_Your assignment_. Look for the string "huir" in the listing. Copy each line that has it.
· · · · · · ·
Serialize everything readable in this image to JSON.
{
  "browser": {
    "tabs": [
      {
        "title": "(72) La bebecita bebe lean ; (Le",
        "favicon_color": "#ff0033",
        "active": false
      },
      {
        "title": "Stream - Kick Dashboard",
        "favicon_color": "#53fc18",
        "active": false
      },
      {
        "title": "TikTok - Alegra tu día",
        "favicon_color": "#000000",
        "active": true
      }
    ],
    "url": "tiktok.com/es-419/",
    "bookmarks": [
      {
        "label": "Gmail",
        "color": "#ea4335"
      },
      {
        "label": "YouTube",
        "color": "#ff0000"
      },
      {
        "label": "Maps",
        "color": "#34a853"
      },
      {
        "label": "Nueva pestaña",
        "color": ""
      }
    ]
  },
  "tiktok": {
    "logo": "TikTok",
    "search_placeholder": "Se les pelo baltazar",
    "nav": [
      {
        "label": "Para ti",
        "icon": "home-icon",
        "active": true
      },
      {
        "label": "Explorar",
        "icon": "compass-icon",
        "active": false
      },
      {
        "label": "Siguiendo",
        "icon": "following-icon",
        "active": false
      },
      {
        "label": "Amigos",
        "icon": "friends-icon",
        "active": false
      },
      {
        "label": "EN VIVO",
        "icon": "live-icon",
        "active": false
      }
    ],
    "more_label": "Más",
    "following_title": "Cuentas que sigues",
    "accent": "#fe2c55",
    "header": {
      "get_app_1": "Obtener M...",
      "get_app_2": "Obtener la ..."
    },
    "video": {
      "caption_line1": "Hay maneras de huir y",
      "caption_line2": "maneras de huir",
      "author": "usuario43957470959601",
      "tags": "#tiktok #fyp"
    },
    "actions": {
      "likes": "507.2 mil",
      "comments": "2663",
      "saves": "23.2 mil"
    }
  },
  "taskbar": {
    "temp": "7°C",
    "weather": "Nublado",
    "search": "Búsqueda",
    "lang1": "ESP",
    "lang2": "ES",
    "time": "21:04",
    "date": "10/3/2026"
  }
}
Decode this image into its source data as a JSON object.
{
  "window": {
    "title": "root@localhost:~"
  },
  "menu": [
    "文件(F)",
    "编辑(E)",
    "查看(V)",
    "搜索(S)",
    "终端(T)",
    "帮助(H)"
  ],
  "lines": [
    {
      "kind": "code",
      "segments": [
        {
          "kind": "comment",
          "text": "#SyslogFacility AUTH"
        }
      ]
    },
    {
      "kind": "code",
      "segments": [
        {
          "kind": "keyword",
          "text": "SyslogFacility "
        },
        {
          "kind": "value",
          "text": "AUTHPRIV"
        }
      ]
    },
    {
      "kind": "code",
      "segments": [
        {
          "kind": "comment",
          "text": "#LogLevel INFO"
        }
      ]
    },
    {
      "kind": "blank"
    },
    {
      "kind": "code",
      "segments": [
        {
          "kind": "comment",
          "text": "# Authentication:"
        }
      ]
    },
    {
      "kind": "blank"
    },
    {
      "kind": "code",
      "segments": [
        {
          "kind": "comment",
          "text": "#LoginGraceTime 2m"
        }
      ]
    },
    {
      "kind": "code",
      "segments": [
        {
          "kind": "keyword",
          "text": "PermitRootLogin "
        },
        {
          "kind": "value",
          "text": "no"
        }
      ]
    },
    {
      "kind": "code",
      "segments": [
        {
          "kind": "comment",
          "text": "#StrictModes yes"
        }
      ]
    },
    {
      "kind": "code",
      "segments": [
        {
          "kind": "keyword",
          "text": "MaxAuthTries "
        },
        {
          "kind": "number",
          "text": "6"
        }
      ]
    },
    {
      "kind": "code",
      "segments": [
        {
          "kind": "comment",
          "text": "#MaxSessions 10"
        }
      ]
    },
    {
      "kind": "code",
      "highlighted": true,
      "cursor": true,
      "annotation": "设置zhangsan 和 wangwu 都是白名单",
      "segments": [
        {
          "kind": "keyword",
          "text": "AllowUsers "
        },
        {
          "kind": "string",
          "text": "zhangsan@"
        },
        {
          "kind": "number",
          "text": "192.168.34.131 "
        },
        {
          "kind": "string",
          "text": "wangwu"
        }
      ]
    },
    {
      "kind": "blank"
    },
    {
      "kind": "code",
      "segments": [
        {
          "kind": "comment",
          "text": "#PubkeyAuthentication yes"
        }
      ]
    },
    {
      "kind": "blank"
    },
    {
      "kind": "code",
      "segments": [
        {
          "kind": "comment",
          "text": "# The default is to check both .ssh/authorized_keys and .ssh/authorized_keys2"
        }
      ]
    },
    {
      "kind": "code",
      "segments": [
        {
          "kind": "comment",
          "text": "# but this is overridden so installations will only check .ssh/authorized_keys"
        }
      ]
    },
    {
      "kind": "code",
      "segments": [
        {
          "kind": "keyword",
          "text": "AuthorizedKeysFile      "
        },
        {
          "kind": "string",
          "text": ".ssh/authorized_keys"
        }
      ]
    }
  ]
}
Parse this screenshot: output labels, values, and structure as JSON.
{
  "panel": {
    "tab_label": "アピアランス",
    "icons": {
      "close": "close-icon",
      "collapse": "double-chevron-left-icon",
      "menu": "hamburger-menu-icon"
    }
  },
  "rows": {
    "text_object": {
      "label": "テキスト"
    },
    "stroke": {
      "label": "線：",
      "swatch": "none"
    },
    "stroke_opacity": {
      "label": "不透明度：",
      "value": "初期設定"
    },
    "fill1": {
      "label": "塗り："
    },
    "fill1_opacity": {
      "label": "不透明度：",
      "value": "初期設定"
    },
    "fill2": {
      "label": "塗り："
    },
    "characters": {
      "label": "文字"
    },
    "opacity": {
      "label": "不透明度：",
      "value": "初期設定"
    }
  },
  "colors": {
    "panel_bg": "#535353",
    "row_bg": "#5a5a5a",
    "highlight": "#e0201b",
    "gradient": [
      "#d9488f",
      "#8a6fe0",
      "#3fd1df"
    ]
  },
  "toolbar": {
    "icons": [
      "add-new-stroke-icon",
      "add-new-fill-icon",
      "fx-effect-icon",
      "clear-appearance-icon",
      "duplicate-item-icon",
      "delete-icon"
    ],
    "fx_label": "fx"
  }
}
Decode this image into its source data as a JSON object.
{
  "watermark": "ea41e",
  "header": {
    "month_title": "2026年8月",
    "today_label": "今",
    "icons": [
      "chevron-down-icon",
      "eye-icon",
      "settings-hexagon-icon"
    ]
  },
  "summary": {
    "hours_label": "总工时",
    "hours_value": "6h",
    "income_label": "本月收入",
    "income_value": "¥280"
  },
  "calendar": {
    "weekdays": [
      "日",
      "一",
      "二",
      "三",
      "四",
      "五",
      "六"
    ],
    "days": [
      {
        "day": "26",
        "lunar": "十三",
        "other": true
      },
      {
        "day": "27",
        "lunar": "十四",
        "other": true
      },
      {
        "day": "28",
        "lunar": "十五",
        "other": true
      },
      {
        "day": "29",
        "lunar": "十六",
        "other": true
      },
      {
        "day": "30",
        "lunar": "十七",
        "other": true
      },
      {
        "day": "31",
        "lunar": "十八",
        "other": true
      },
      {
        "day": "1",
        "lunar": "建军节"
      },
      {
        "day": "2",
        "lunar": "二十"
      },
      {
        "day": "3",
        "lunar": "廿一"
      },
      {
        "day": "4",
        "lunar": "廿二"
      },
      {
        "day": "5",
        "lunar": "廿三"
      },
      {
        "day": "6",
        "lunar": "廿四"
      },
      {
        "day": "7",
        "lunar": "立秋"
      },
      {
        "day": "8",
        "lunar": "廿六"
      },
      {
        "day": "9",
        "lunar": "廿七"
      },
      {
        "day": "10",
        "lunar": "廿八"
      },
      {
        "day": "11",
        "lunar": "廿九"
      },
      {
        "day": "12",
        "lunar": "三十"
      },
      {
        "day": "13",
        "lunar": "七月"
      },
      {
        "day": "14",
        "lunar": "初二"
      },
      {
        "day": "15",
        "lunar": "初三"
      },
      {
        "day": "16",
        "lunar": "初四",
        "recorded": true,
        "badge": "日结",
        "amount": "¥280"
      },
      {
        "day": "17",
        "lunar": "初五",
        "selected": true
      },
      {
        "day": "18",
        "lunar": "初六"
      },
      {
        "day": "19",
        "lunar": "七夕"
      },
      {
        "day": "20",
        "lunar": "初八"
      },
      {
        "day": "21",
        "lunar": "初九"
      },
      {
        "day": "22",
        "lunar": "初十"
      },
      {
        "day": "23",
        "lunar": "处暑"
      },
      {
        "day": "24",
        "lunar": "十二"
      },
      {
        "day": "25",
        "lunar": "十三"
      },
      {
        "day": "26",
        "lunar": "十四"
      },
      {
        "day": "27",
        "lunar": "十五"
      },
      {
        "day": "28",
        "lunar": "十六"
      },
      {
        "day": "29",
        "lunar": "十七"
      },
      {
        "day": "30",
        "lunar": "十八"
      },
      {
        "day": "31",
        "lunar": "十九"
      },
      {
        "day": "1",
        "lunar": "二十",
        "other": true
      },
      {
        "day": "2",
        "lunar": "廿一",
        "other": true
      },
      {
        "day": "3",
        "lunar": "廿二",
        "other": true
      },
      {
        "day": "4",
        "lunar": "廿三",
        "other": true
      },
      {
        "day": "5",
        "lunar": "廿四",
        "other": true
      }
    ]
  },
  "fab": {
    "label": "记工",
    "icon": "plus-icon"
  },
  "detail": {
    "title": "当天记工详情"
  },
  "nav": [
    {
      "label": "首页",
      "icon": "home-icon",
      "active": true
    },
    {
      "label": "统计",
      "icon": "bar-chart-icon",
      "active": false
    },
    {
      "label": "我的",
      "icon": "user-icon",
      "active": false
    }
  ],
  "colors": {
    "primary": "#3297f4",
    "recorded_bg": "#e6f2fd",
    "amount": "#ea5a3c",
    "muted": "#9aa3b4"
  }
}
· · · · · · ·
_Exercise output_.
      "caption_line1": "Hay maneras de huir y",
      "caption_line2": "maneras de huir",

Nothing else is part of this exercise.